Unions under attack by conservative lawmakers?

News

HARRISBURG, Pa. (WHTM) – The Pennsylvania legislature is more conservative than it was a year ago, and it’s reflected in its early priorities.

Conservatives this week are pushing the three P’s; privatization to get the state out of the booze business, paycheck protection to get the state out of the dues business, and pension reform to reduce the state’s $50 billion liability.

Unions hate all three. It’s fair to say they’re a p-word: perturbed.

“Absolutely, we’re under assault, they’re going after us,” said Rick Bloomingdale, president of Pennsylvania’s AFL-CIO. “We’re the only ones fighting to get a share of productivity into our wages to make sure people can live a middle-class lifestyle. There are folks who want to accumulate that wealth just for themselves and leave all the rest of us in the poor house. We’re not gonna stand for that. We’re gonna fight it every step of the way.”

As part of the fight, unions have increased their presence in Harrisburg. Lobbyists and advocates are flooding the Capitol. They even sent an ominous looking letter to lawmakers reminding them that unions are watching votes on union issues. The letter could be seen as intimidation, but Bloomingdale defends it.

“We elect them. If we don’t watch them, we’re not being vigilant. We’re not being good citizens,” he said.

Conservative Senator Scott Wagner (R-York) got one of the letters. He blew it up, put it on poster board and placed it on an easel outside his door. He wrote at the top, mockingly, “Really?”

“This is, in a humorous way, stalking to a certain degree,” Wagner said.

He didn’t seem intimidated.

“They can watch me all they want,” he said. “If they have that much time just to watch me, that’s great. That means they’re not too busy.”

Wagner is the prime pusher of paycheck protection, which would stop the state from automatically deducting union dues from employees’ paychecks and handing over the cash to unions. It’s a common practice and was collectively bargained in negotiations. Wagner says the state shouldn’t do the union’s dirty work and should force them to collect from each member – if that member wants to pay.

The unions are watching for lawmakers who support paycheck protection. Wagner is watching for lawmakers who don’t. Wagner’s legend was born when he became the first state senator to win a write-in election in Pennsylvania history.

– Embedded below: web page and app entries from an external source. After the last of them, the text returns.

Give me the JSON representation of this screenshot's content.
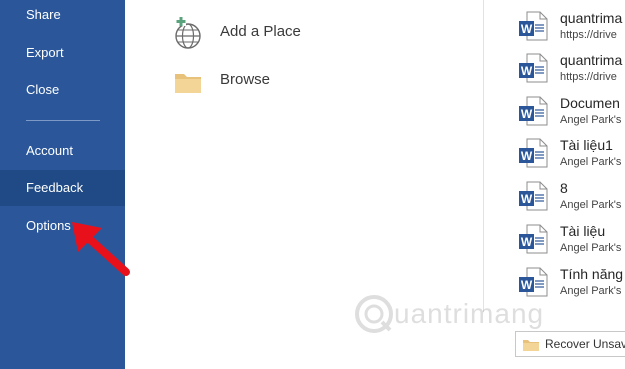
{
  "nav": {
    "items": [
      {
        "label": "Share"
      },
      {
        "label": "Export"
      },
      {
        "label": "Close"
      },
      {
        "label": "Account"
      },
      {
        "label": "Feedback",
        "selected": true
      },
      {
        "label": "Options"
      }
    ]
  },
  "places": {
    "add_place": "Add a Place",
    "browse": "Browse"
  },
  "recent": [
    {
      "name": "quantrima",
      "path": "https://drive"
    },
    {
      "name": "quantrima",
      "path": "https://drive"
    },
    {
      "name": "Documen",
      "path": "Angel Park's"
    },
    {
      "name": "Tài liệu1",
      "path": "Angel Park's"
    },
    {
      "name": "8",
      "path": "Angel Park's"
    },
    {
      "name": "Tài liệu",
      "path": "Angel Park's"
    },
    {
      "name": "Tính năng",
      "path": "Angel Park's"
    }
  ],
  "recover_button": "Recover Unsave",
  "watermark": {
    "text": "uantrimang"
  },
  "colors": {
    "nav_bg": "#2b579a",
    "nav_selected": "#1f4a85",
    "word_blue": "#2b579a",
    "annotation_red": "#e8111b"
  },
  "icons": {
    "add_place": "globe-plus-icon",
    "browse": "folder-icon",
    "doc": "word-document-icon",
    "recover": "folder-icon"
  }
}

It expanded when he financed Camera Bartolotta, who upset longtime western Pennsylvania lawmaker Tim Solobay in November. It became mythical when the upstart from York County helped to topple longtime Majority Leader Dominic Pileggi (R-Delaware).

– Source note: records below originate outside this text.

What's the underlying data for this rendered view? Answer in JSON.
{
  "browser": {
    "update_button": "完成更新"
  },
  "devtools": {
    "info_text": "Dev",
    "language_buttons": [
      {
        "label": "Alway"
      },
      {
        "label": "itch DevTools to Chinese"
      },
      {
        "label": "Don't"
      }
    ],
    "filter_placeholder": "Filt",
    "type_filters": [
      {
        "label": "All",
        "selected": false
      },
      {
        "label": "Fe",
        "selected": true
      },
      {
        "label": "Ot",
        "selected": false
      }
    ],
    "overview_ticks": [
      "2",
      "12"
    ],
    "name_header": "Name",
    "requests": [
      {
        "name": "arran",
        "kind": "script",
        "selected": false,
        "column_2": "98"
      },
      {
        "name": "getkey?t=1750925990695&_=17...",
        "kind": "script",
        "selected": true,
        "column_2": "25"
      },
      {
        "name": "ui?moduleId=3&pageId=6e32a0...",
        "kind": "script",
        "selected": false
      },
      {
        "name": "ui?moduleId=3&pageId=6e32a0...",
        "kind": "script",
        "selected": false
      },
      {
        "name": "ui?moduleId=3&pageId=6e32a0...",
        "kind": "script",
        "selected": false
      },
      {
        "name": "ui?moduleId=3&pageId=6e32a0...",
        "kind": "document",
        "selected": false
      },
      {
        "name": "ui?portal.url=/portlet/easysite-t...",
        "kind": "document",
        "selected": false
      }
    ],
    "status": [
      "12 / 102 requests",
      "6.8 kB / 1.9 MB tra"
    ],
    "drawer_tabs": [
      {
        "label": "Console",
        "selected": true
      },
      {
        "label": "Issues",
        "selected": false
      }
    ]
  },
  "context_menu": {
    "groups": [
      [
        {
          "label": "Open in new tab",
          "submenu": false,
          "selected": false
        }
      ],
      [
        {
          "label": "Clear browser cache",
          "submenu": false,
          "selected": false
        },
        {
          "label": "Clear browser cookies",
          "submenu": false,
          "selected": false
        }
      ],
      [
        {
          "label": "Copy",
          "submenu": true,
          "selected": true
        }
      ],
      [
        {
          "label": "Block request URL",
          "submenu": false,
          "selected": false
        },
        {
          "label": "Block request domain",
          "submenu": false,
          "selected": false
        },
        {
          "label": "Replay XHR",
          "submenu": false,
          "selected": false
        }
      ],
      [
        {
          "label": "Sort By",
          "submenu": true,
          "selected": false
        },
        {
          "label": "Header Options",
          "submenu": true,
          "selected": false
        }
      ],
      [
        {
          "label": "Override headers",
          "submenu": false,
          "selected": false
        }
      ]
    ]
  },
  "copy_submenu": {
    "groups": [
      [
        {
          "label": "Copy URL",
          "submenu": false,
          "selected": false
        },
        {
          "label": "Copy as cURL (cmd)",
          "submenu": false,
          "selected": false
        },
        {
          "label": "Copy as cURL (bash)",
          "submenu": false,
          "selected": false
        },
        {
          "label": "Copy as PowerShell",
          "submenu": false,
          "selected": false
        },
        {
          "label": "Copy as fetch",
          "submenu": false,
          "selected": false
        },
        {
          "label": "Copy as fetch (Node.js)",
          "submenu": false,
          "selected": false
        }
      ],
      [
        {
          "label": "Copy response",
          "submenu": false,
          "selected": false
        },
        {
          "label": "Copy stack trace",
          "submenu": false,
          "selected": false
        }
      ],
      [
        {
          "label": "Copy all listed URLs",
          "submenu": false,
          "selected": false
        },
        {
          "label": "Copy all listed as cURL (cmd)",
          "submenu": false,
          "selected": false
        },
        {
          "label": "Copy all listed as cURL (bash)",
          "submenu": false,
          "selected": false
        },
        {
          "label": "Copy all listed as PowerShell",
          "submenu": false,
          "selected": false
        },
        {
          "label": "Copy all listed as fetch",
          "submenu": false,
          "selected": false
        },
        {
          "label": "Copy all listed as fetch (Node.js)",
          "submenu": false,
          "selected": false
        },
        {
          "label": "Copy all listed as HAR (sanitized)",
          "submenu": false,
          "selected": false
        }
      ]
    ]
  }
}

Sources tell ABC 27 there are many lawmakers who fear that if they don’t vote Wagner’s way, he’ll find the next Bartolotta and fund them to victory. We’re told even Democrats, who should be expected to oppose Wagner’s conservative views, are worried about his power.

I asked Wagner if he’s not employing the same type of pressure/intimidation as the unions?

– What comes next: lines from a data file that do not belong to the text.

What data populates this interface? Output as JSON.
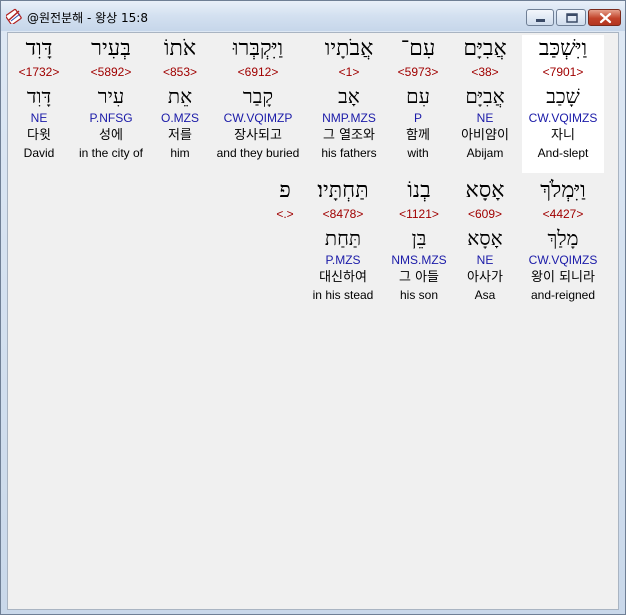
{
  "window": {
    "title": "@원전분해 - 왕상 15:8",
    "icon": "bible-app-icon"
  },
  "rows": [
    {
      "words": [
        {
          "hebrew": "וַיִּשְׁכַּב",
          "strong": "<7901>",
          "lemma": "שָׁכַב",
          "morph": "CW.VQIMZS",
          "korean": "자니",
          "english": "And-slept",
          "selected": true
        },
        {
          "hebrew": "אֲבִיָּם",
          "strong": "<38>",
          "lemma": "אֲבִיָּם",
          "morph": "NE",
          "korean": "아비얌이",
          "english": "Abijam",
          "selected": false
        },
        {
          "hebrew": "עִם־",
          "strong": "<5973>",
          "lemma": "עִם",
          "morph": "P",
          "korean": "함께",
          "english": "with",
          "selected": false
        },
        {
          "hebrew": "אֲבֹתָיו",
          "strong": "<1>",
          "lemma": "אָב",
          "morph": "NMP.MZS",
          "korean": "그 열조와",
          "english": "his fathers",
          "selected": false
        },
        {
          "hebrew": "וַיִּקְבְּרוּ",
          "strong": "<6912>",
          "lemma": "קָבַר",
          "morph": "CW.VQIMZP",
          "korean": "장사되고",
          "english": "and they buried",
          "selected": false
        },
        {
          "hebrew": "אֹתוֹ",
          "strong": "<853>",
          "lemma": "אֵת",
          "morph": "O.MZS",
          "korean": "저를",
          "english": "him",
          "selected": false
        },
        {
          "hebrew": "בְּעִיר",
          "strong": "<5892>",
          "lemma": "עִיר",
          "morph": "P.NFSG",
          "korean": "성에",
          "english": "in the city of",
          "selected": false
        },
        {
          "hebrew": "דָּוִד",
          "strong": "<1732>",
          "lemma": "דָּוִד",
          "morph": "NE",
          "korean": "다윗",
          "english": "David",
          "selected": false
        }
      ]
    },
    {
      "words": [
        {
          "hebrew": "וַיִּמְלֹךְ",
          "strong": "<4427>",
          "lemma": "מָלַךְ",
          "morph": "CW.VQIMZS",
          "korean": "왕이 되니라",
          "english": "and-reigned",
          "selected": false
        },
        {
          "hebrew": "אָסָא",
          "strong": "<609>",
          "lemma": "אָסָא",
          "morph": "NE",
          "korean": "아사가",
          "english": "Asa",
          "selected": false
        },
        {
          "hebrew": "בְנוֹ",
          "strong": "<1121>",
          "lemma": "בֵּן",
          "morph": "NMS.MZS",
          "korean": "그 아들",
          "english": "his son",
          "selected": false
        },
        {
          "hebrew": "תַּחְתָּיו׃",
          "strong": "<8478>",
          "lemma": "תַּחַת",
          "morph": "P.MZS",
          "korean": "대신하여",
          "english": "in his stead",
          "selected": false
        },
        {
          "hebrew": "פ",
          "strong": "<.>",
          "lemma": "",
          "morph": "",
          "korean": "",
          "english": "",
          "selected": false
        }
      ]
    }
  ]
}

“Sure,” he admits with a pause, “but I don’t go around handing out fliers saying ‘I’m watching you.’ “

“He’s a bully,” Bloomingdale said of Wagner. “And he uses his money to bully people.”

So the Republicans’ three P’s will be proposed, but will they pass?

“The majority in the legislature is trying to mark their territory for budget negotiations with the governor,” said Senator Daylin Leach (D-Montgomery). “Keep in mind they didn’t pass any of this when they had a Republican governor who would’ve signed this. The current governor will not be signing any of these things.”

Copyright 2019 Nexstar Broadcasting, Inc. All rights reserved. This material may not be published, broadcast, rewritten, or redistributed.

Don't Miss